In Washington, a bipartisan commission announced on Tuesday that it was being created to take a "hard, independent look" at the law's problems and promises, and then make recommendations to Congress before the law's expected renewal in 2007.
Under No Child Left Behind, children in every racial and demographic group in every school must improve their scores on standardized tests in math and English each year. Failure to achieve annual progress can lead to sanctions against schools.
Children in poorly performing schools can switch schools if space is available. In extreme cases, schools can be closed.
But a surge in the number of schools identified as "needing improvement," including many considered top performers in their state, has stirred opposition to the law nationwide -- from a legal challenge in Connecticut to a rebellion by state legislators in staunchly Republican Utah.
The 60-page study examines letters sent by the Department of Education to all 50 states on how each state can administer the law and on their accountability plans.
Forty-nine states have taken some action to amend the law or been granted waivers to provisions in No Child Left Behind, the study said. "The problem with this approach is that it does not affect all schools equally," said Sunderman. "No two states are now subject to the same requirements."
In one example the study cites, states in rural Midwestern regions were granted extensions on deadlines to meet requirements on teacher qualifications that were unavailable to poorer rural regions with greater numbers of black Americans and ethnic minorities in southeast and southwest states.
"The policy is essentially a product of negotiation, of power and discretion, not law," Gary Orfield, director of Harvard's Civil Rights Project, said in the report.
Chad Colby, a spokesman for the U.S. Department of Education, called Harvard's study "misinformed" and "flawed". "We leave it up to the states to determine how they are going to get there.

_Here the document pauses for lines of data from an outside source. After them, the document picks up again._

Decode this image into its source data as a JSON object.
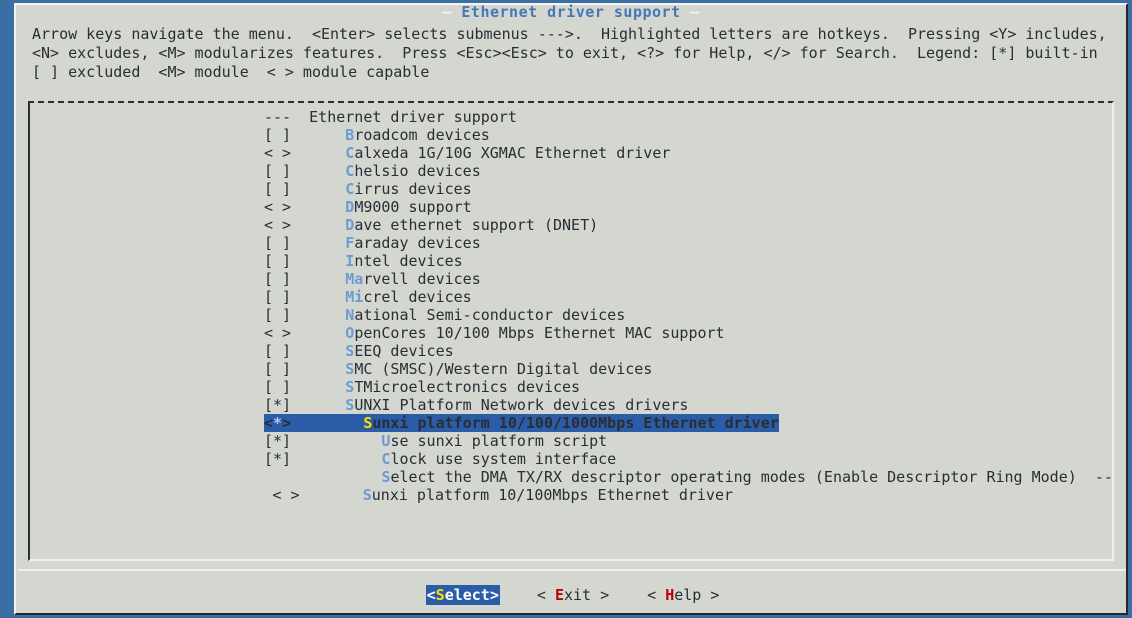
{
  "window": {
    "background_color": "#3b6ea5",
    "panel_color": "#d4d7d0",
    "title": "Ethernet driver support",
    "title_color": "#4876b8",
    "selection_bg": "#2b5ca8",
    "selection_fg": "#ffffff",
    "hotkey_color": "#6c9bd2",
    "hotkey_selected_color": "#ffe000",
    "button_hotkey_color": "#c00000",
    "title_dash_left": "—",
    "title_dash_right": "—"
  },
  "legend": {
    "text": "Arrow keys navigate the menu.  <Enter> selects submenus --->.  Highlighted letters are hotkeys.  Pressing <Y> includes,\n<N> excludes, <M> modularizes features.  Press <Esc><Esc> to exit, <?> for Help, </> for Search.  Legend: [*] built-in\n[ ] excluded  <M> module  < > module capable"
  },
  "menu": {
    "header": {
      "prefix": "---",
      "title": "Ethernet driver support"
    },
    "items": [
      {
        "marker": "[ ]",
        "hotkey": "B",
        "label": "roadcom devices",
        "indent": 0,
        "sub": 0,
        "selected": false,
        "submenu": false
      },
      {
        "marker": "< >",
        "hotkey": "C",
        "label": "alxeda 1G/10G XGMAC Ethernet driver",
        "indent": 0,
        "sub": 0,
        "selected": false,
        "submenu": false
      },
      {
        "marker": "[ ]",
        "hotkey": "C",
        "label": "helsio devices",
        "indent": 0,
        "sub": 0,
        "selected": false,
        "submenu": false
      },
      {
        "marker": "[ ]",
        "hotkey": "C",
        "label": "irrus devices",
        "indent": 0,
        "sub": 0,
        "selected": false,
        "submenu": false
      },
      {
        "marker": "< >",
        "hotkey": "D",
        "label": "M9000 support",
        "indent": 0,
        "sub": 0,
        "selected": false,
        "submenu": false
      },
      {
        "marker": "< >",
        "hotkey": "D",
        "label": "ave ethernet support (DNET)",
        "indent": 0,
        "sub": 0,
        "selected": false,
        "submenu": false
      },
      {
        "marker": "[ ]",
        "hotkey": "F",
        "label": "araday devices",
        "indent": 0,
        "sub": 0,
        "selected": false,
        "submenu": false
      },
      {
        "marker": "[ ]",
        "hotkey": "I",
        "label": "ntel devices",
        "indent": 0,
        "sub": 0,
        "selected": false,
        "submenu": false
      },
      {
        "marker": "[ ]",
        "hotkey": "Ma",
        "label": "rvell devices",
        "indent": 0,
        "sub": 0,
        "selected": false,
        "submenu": false
      },
      {
        "marker": "[ ]",
        "hotkey": "Mi",
        "label": "crel devices",
        "indent": 0,
        "sub": 0,
        "selected": false,
        "submenu": false
      },
      {
        "marker": "[ ]",
        "hotkey": "N",
        "label": "ational Semi-conductor devices",
        "indent": 0,
        "sub": 0,
        "selected": false,
        "submenu": false
      },
      {
        "marker": "< >",
        "hotkey": "O",
        "label": "penCores 10/100 Mbps Ethernet MAC support",
        "indent": 0,
        "sub": 0,
        "selected": false,
        "submenu": false
      },
      {
        "marker": "[ ]",
        "hotkey": "S",
        "label": "EEQ devices",
        "indent": 0,
        "sub": 0,
        "selected": false,
        "submenu": false
      },
      {
        "marker": "[ ]",
        "hotkey": "S",
        "label": "MC (SMSC)/Western Digital devices",
        "indent": 0,
        "sub": 0,
        "selected": false,
        "submenu": false
      },
      {
        "marker": "[ ]",
        "hotkey": "S",
        "label": "TMicroelectronics devices",
        "indent": 0,
        "sub": 0,
        "selected": false,
        "submenu": false
      },
      {
        "marker": "[*]",
        "hotkey": "S",
        "label": "UNXI Platform Network devices drivers",
        "indent": 0,
        "sub": 0,
        "selected": false,
        "submenu": false
      },
      {
        "marker": "<*>",
        "hotkey": "S",
        "label": "unxi platform 10/100/1000Mbps Ethernet driver",
        "indent": 0,
        "sub": 1,
        "selected": true,
        "submenu": false
      },
      {
        "marker": "[*]",
        "hotkey": "U",
        "label": "se sunxi platform script",
        "indent": 0,
        "sub": 2,
        "selected": false,
        "submenu": false
      },
      {
        "marker": "[*]",
        "hotkey": "C",
        "label": "lock use system interface",
        "indent": 0,
        "sub": 2,
        "selected": false,
        "submenu": false
      },
      {
        "marker": "   ",
        "hotkey": "S",
        "label": "elect the DMA TX/RX descriptor operating modes (Enable Descriptor Ring Mode)  --->",
        "indent": 0,
        "sub": 2,
        "selected": false,
        "submenu": true
      },
      {
        "marker": "< >",
        "hotkey": "S",
        "label": "unxi platform 10/100Mbps Ethernet driver",
        "indent": 1,
        "sub": 1,
        "selected": false,
        "submenu": false
      }
    ]
  },
  "buttons": [
    {
      "name": "select",
      "open": "<",
      "close": ">",
      "hotkey": "S",
      "rest": "elect",
      "active": true
    },
    {
      "name": "exit",
      "open": "< ",
      "close": " >",
      "hotkey": "E",
      "rest": "xit",
      "active": false
    },
    {
      "name": "help",
      "open": "< ",
      "close": " >",
      "hotkey": "H",
      "rest": "elp",
      "active": false
    }
  ]
}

It's exactly the opposite of one-size-fits-all."
Heh. I'm not surprised that the House of Spellings is less than happy with this report. I would be, if I were in the Secretary's shoes. But I think that Colby is engaging in Orwellian Newspeak when he indicated that NCLB is "exactly the opposite of one-size-fits-all," and referred to researcher Gail Sunderman's study as "misinformed."
Under the mandates of NCLB, the percentages of students who must test as "proficient" or "advanced" in the subjects of math and reading (and soon, science) increases every couple of years until 2014. That is when the law mandates that all students must achieve satisfactory test scores Or Else.
I think that the future holds more negotiations between the federal government and the several states, not less. Look for additional "special exemptions" from the more unpleasant aspects of the act as the deadline approaches, or substantial modifications in the law altogether. Don't look for the law to be repealed; it's too politically popular.